A woman has been left shaken and scarred after being sliced by the string of a "stunt kite" in Tai Po this weekend.

The incident reportedly occurred at around 6pm on Saturday, near Plover Cove Main Dam. Speaking to Oriental Daily, the woman, surnamed Lam, recalls cycling towards Tai Mei Tuk with her front and rear bicycle lights on. She said she clearly remembers seeing a white-shirted man, accompanied another man and a child, flying a huge kite which then fell and struck her off her bicycle. 

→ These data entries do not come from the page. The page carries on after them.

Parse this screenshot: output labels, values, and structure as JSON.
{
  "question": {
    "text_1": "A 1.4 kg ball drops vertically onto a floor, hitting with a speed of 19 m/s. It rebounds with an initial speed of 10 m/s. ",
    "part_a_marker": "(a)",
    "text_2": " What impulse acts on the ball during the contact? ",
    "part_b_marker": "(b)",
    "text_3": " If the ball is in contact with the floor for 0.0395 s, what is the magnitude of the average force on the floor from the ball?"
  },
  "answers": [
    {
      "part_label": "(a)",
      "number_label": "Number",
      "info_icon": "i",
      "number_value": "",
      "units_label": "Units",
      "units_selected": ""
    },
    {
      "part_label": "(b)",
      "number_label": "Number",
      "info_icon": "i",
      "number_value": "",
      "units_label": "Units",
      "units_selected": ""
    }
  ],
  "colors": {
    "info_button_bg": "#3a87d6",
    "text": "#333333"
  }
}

After Lam had fallen from the accident, the man in the white shirt apparently rushed to pull her up and said "Could you not report this to the police? I will pay for your medical fees", but after seeing she was woozy from shock, he said "I wasn't the person flying the kite, that man already left. I'm just here to help you report this to the police".

So on top of not flying kites safely, he's also good at not keeping his story straight. What a pair of skills to have!

A nearby kite shop owner said he believed the kite was a special "stunt kite", with kite string tension of up to 200 hundred pounds, between 10-20 times the tensile strength of ordinary kites.

While Lam has mostly recovered from her injury, she has been left with a scar about 13-14 centimetres long spanning across her neck. 

Police said that they received reports of a female cyclist falling off her vehicle due to loss of balance, with minor injuries to the hand and neck, and are treating the incident as a traffic accident.

Photo: Oriental Daily/(for illustration)Wikipedia